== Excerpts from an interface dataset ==
• • •

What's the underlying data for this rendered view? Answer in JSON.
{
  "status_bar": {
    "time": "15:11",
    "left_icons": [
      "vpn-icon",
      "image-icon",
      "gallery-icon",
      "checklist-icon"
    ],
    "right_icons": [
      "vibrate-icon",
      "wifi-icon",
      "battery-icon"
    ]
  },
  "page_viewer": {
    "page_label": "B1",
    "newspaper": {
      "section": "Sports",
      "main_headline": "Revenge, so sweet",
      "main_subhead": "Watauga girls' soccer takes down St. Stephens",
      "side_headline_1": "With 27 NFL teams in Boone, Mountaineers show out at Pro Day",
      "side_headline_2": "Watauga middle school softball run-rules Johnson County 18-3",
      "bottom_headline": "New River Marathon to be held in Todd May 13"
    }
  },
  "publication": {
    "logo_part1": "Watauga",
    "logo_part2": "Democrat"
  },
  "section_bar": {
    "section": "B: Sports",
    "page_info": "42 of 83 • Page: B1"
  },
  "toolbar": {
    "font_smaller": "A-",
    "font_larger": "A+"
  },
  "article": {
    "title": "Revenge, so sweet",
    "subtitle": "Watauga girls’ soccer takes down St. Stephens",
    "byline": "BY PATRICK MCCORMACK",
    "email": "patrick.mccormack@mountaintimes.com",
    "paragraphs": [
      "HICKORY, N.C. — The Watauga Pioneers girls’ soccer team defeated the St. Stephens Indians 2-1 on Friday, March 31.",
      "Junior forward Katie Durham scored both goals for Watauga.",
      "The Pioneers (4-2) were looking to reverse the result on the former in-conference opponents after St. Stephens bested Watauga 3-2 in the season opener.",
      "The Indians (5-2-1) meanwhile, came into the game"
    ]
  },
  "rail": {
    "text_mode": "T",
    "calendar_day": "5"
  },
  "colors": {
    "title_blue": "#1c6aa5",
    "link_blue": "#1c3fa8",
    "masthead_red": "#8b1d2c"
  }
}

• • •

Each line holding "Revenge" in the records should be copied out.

== TASK RESULT ==
      "main_headline": "Revenge, so sweet",
    "title": "Revenge, so sweet",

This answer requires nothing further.